100 Days: Hallmark Holiday or Essential Change Tactic?

This week the Obama administration demurred into a series of activities and reflections to recognize the first 100 days while downplaying the event as a “Hallmark holiday”. You can’t blame any group of change leaders for a certain discomfort with either milestone dates or premature celebrations but both are essential change tactics.

A Washington Post article traces this 100 day barometer to President Roosevelt who had to do a lot quickly to begin rescuing the US from the Great Depression. But the belief that new leaders have to start fast and get a lot accomplished quickly is so widely held that its origin may be quite ancient and tribal. So those of us interested in change leadership should also pause this week to ponder what’s positive about this 100 days tactic and why wise change leaders should approach these events with humility and determination.

New leaders who want to get anything great done begin by declaring their intentions—a set of goals, a new strategy, major changes in culture. Truly brave leaders work with their organizations to set metrics and milestones to judge progress. They say what the organization must do and they are clear about what must happen by when.

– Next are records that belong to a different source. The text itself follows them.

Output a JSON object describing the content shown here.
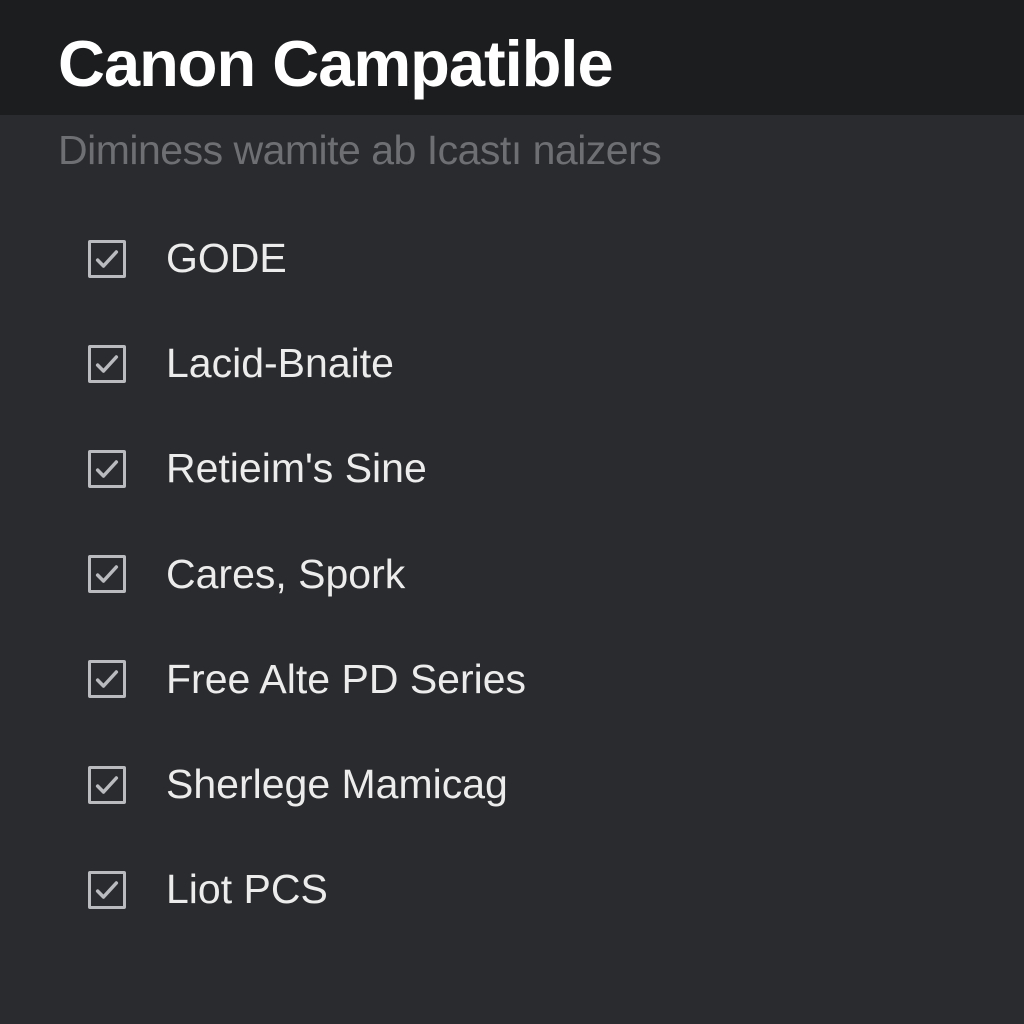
{
  "header": {
    "title": "Canon Campatible",
    "subtitle": "Diminess wamite ab Icastı naizers"
  },
  "list": {
    "items": [
      {
        "label": "GODE",
        "checked": true
      },
      {
        "label": "Lacid-Bnaite",
        "checked": true
      },
      {
        "label": "Retieim's Sine",
        "checked": true
      },
      {
        "label": "Cares, Spork",
        "checked": true
      },
      {
        "label": "Free Alte PD Series",
        "checked": true
      },
      {
        "label": "Sherlege Mamicag",
        "checked": true
      },
      {
        "label": "Liot PCS",
        "checked": true
      }
    ]
  }
}
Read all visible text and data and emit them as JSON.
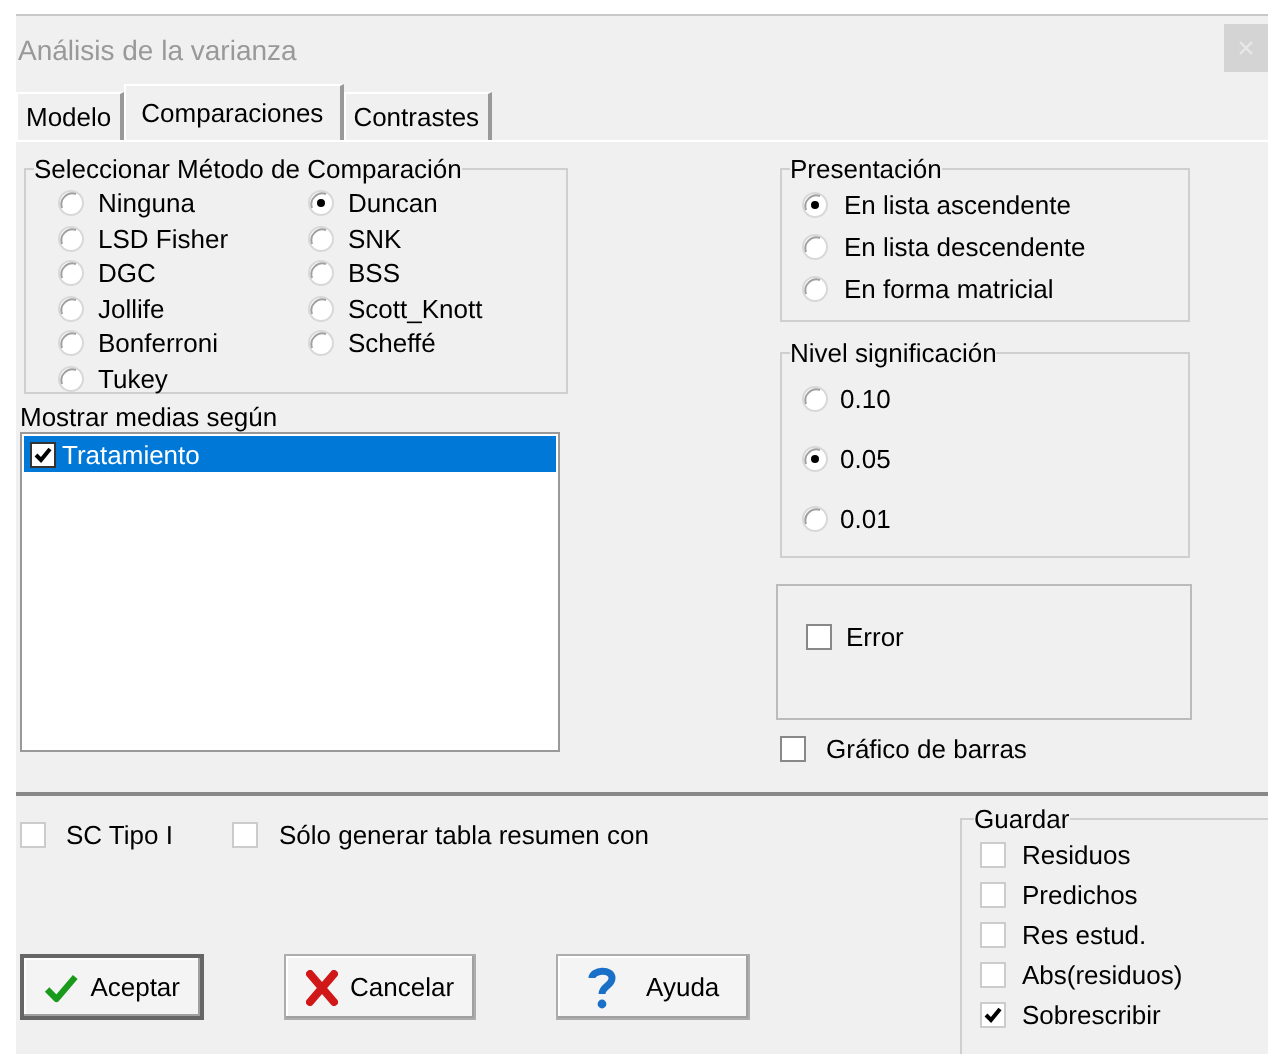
{
  "window": {
    "title": "Análisis de la varianza"
  },
  "tabs": [
    {
      "label": "Modelo",
      "selected": false
    },
    {
      "label": "Comparaciones",
      "selected": true
    },
    {
      "label": "Contrastes",
      "selected": false
    }
  ],
  "method_group": {
    "title": "Seleccionar Método de Comparación",
    "options": [
      {
        "label": "Ninguna",
        "selected": false
      },
      {
        "label": "LSD Fisher",
        "selected": false
      },
      {
        "label": "DGC",
        "selected": false
      },
      {
        "label": "Jollife",
        "selected": false
      },
      {
        "label": "Bonferroni",
        "selected": false
      },
      {
        "label": "Tukey",
        "selected": false
      },
      {
        "label": "Duncan",
        "selected": true
      },
      {
        "label": "SNK",
        "selected": false
      },
      {
        "label": "BSS",
        "selected": false
      },
      {
        "label": "Scott_Knott",
        "selected": false
      },
      {
        "label": "Scheffé",
        "selected": false
      }
    ]
  },
  "means_list": {
    "label": "Mostrar medias según",
    "items": [
      {
        "label": "Tratamiento",
        "checked": true,
        "selected": true
      }
    ]
  },
  "presentation_group": {
    "title": "Presentación",
    "options": [
      {
        "label": "En lista ascendente",
        "selected": true
      },
      {
        "label": "En lista descendente",
        "selected": false
      },
      {
        "label": "En forma matricial",
        "selected": false
      }
    ]
  },
  "significance_group": {
    "title": "Nivel significación",
    "options": [
      {
        "label": "0.10",
        "selected": false
      },
      {
        "label": "0.05",
        "selected": true
      },
      {
        "label": "0.01",
        "selected": false
      }
    ]
  },
  "error_checkbox": {
    "label": "Error",
    "checked": false
  },
  "bar_chart_checkbox": {
    "label": "Gráfico de barras",
    "checked": false
  },
  "bottom_checkboxes": [
    {
      "label": "SC Tipo I",
      "checked": false
    },
    {
      "label": "Sólo generar tabla resumen con",
      "checked": false
    }
  ],
  "buttons": [
    {
      "label": "Aceptar",
      "kind": "ok"
    },
    {
      "label": "Cancelar",
      "kind": "cancel"
    },
    {
      "label": "Ayuda",
      "kind": "help"
    }
  ],
  "save_group": {
    "title": "Guardar",
    "items": [
      {
        "label": "Residuos",
        "checked": false
      },
      {
        "label": "Predichos",
        "checked": false
      },
      {
        "label": "Res estud.",
        "checked": false
      },
      {
        "label": "Abs(residuos)",
        "checked": false
      },
      {
        "label": "Sobrescribir",
        "checked": true
      }
    ]
  }
}
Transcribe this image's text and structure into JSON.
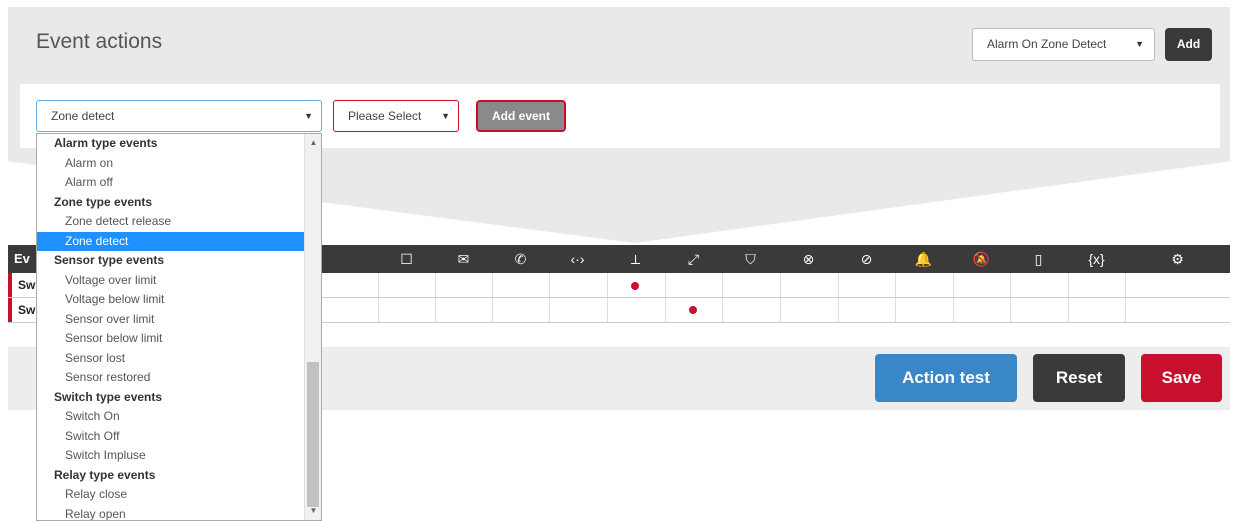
{
  "header": {
    "title": "Event actions",
    "action_select_value": "Alarm On Zone Detect",
    "add_label": "Add"
  },
  "event_form": {
    "event_select_value": "Zone detect",
    "condition_select_value": "Please Select",
    "add_event_label": "Add event"
  },
  "dropdown": {
    "items": [
      {
        "label": "Alarm type events",
        "group": true
      },
      {
        "label": "Alarm on"
      },
      {
        "label": "Alarm off"
      },
      {
        "label": "Zone type events",
        "group": true
      },
      {
        "label": "Zone detect release"
      },
      {
        "label": "Zone detect",
        "selected": true
      },
      {
        "label": "Sensor type events",
        "group": true
      },
      {
        "label": "Voltage over limit"
      },
      {
        "label": "Voltage below limit"
      },
      {
        "label": "Sensor over limit"
      },
      {
        "label": "Sensor below limit"
      },
      {
        "label": "Sensor lost"
      },
      {
        "label": "Sensor restored"
      },
      {
        "label": "Switch type events",
        "group": true
      },
      {
        "label": "Switch On"
      },
      {
        "label": "Switch Off"
      },
      {
        "label": "Switch Impluse"
      },
      {
        "label": "Relay type events",
        "group": true
      },
      {
        "label": "Relay close"
      },
      {
        "label": "Relay open"
      }
    ]
  },
  "table": {
    "first_header": "Ev",
    "column_icons": [
      "message-icon",
      "email-icon",
      "phone-icon",
      "code-icon",
      "relay-open-icon",
      "relay-close-icon",
      "shield-check-icon",
      "shield-x-icon",
      "shield-disarm-icon",
      "bell-icon",
      "bell-off-icon",
      "mobile-icon",
      "variable-icon",
      "settings-icon"
    ],
    "column_glyphs": [
      "☐",
      "✉",
      "✆",
      "‹·›",
      "⟂",
      "⤢",
      "⛉",
      "⊗",
      "⊘",
      "🔔",
      "🔕",
      "▯",
      "{x}",
      "⚙"
    ],
    "rows": [
      {
        "label": "Sw",
        "dot_column": 4
      },
      {
        "label": "Sw",
        "dot_column": 5
      }
    ]
  },
  "actions": {
    "test_label": "Action test",
    "reset_label": "Reset",
    "save_label": "Save"
  },
  "colors": {
    "accent": "#c8102e",
    "primary": "#3a87c8",
    "dark": "#3a3a3a",
    "selected": "#1e90ff"
  }
}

You can always be confident the real world will overtake your plans. Just look at the Obama 100 days. The administration needed to improve the economy and wanted to take strong action on its policy agenda. What they also got was Pakistan in a perilous state, Somali pirates, swine flu, revisiting the shame of state-sanctioned torture and the list goes on. All any leader can do is acknowledge and address these real world challenges and then guide the organization back as quickly as possible to its vision and priorities.

The only example any leader needs to be careful about premature celebrations is that “Mission Accomplished” banner behind President Bush in the early stages of the still continuing Iraq War. When so much still needs to be done, you risk looking foolish.

Still you should pause to recognize and celebrate what you have achieved. There is no better way to remind people they really can make significant changes than celebrating the smaller, successful steps along the way. Maybe a Hallmark holiday is an apt metaphor for celebrating these milestones. Hallmark built a great corporation reminding people to devote days to love and care for one another in the face of life’s everyday challenges.

You do need to stop and say you appreciate everything your team has done to reach each milestone. Tell the stories of the challenges you faced together and make heroes of the people and their efforts to get this far. Love them and encourage them.

Then turn the page on the calendar. We all have to go back to work after the holiday because our real work in the world is not done.

You may need a different milestone than 100 days. Each situation is different. You may find you have to be less bold and slower in the early days. The magic of 100 days is not in the number but in the practice of observing and celebrating milestone accomplishments. Choose your Hallmark holidays carefully and use them to gain a sense of perspective about how much everyone has achieved, how much you care about those who made it happen, and what it will take to work together to go all the way to vision accomplished.